This study shows, in accordance with the important contributions of Henschen1 and of Cushing,2 that the acoustic tumors are composed histologically of a fibrillary tissue and of a reticular tissue, intermingled in varying proportions. The variation in structure has resulted in a corresponding variation in the terminology used to designate these tumors.
At the suggestion of Dr. Cushing, an attempt was made to determine whether the topographic distribution of these types of tissue in an early tumor might throw light on their significance. Moreover, since the clinical examination had revealed the persistence of a certain degree of auditory acuity, it was interesting to determine exactly the course of the remaining nervous fibers.

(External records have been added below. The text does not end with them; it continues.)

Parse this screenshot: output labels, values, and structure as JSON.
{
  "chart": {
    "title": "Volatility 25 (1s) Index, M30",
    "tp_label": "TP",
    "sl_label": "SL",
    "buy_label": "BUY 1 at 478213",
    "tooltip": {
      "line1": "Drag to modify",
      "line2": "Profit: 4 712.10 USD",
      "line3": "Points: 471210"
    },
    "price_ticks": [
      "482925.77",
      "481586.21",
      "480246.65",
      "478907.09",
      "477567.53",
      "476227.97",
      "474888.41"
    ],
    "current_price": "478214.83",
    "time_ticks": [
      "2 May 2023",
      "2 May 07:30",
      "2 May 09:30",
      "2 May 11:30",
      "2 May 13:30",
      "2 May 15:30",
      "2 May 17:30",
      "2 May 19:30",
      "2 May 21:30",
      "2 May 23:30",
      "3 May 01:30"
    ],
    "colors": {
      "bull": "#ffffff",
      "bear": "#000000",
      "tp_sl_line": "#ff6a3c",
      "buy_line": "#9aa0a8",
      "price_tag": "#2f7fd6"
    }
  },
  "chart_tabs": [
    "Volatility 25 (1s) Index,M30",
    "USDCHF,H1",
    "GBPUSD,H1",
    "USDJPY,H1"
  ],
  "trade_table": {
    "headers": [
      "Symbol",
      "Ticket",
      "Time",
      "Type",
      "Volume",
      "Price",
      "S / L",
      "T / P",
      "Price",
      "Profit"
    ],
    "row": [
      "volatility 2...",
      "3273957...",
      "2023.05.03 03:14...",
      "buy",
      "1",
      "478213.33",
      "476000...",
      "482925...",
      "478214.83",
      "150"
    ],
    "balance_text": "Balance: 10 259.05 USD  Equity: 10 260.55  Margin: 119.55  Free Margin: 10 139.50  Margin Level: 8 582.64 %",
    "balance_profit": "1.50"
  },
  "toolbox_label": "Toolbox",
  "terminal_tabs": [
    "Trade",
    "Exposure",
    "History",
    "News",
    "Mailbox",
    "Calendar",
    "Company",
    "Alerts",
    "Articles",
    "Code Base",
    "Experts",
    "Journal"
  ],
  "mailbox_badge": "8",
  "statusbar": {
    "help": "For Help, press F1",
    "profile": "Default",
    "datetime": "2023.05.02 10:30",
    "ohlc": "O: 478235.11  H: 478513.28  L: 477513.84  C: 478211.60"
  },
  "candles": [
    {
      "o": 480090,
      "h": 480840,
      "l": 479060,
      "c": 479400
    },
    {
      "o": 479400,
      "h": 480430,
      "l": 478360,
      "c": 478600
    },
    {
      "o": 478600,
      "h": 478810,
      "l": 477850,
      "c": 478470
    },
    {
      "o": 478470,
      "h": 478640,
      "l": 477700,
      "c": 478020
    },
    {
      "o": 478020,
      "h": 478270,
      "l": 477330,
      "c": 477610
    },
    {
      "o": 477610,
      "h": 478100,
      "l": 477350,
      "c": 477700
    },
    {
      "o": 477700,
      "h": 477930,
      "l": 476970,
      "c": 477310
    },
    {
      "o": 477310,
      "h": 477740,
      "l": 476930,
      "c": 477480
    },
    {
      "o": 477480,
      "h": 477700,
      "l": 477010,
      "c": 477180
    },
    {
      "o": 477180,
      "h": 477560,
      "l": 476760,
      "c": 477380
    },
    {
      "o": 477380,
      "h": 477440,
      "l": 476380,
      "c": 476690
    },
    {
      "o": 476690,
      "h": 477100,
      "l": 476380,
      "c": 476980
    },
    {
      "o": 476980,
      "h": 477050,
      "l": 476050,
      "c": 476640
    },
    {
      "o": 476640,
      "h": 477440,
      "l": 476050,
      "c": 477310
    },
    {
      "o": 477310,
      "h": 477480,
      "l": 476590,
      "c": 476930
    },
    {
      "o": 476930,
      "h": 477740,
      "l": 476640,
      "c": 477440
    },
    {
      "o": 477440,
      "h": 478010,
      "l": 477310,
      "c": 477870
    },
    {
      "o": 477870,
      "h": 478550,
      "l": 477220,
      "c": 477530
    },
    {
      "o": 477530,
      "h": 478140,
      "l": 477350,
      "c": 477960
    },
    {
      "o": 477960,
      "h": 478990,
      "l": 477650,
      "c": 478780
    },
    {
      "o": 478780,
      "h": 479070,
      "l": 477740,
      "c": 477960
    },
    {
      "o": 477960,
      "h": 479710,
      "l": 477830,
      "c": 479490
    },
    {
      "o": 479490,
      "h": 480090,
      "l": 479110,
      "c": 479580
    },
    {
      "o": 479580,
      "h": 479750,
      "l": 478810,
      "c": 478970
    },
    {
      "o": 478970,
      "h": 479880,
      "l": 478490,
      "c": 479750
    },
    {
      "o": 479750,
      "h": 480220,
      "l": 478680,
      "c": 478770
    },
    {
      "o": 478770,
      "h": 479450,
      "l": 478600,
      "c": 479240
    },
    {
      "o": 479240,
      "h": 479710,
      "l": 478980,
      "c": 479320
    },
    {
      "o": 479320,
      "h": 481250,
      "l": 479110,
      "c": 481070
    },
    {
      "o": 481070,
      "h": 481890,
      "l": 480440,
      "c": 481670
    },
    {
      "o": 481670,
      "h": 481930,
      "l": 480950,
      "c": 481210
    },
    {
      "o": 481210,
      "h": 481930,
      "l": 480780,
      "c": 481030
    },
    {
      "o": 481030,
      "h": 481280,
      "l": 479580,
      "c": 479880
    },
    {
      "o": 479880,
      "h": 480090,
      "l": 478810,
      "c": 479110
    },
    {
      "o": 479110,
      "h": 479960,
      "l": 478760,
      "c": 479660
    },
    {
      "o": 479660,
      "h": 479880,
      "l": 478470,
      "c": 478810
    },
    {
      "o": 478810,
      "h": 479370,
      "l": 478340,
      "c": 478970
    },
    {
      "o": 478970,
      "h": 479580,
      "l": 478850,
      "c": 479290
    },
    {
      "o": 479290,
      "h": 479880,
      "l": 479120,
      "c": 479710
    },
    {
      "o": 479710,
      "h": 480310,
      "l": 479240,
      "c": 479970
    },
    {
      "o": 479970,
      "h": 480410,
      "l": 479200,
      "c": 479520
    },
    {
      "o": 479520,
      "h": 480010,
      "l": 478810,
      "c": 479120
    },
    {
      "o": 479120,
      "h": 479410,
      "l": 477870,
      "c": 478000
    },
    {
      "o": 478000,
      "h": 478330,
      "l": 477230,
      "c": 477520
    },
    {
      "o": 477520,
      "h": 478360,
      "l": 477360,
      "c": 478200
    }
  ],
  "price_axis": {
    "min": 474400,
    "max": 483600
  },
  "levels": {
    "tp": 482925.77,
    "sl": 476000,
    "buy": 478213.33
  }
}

REPORT OF CASE
The tumor which forms the basis of this study was found accidentally at the autopsy of a woman, aged 73, who died following an operation for cancer of the breast. The presence of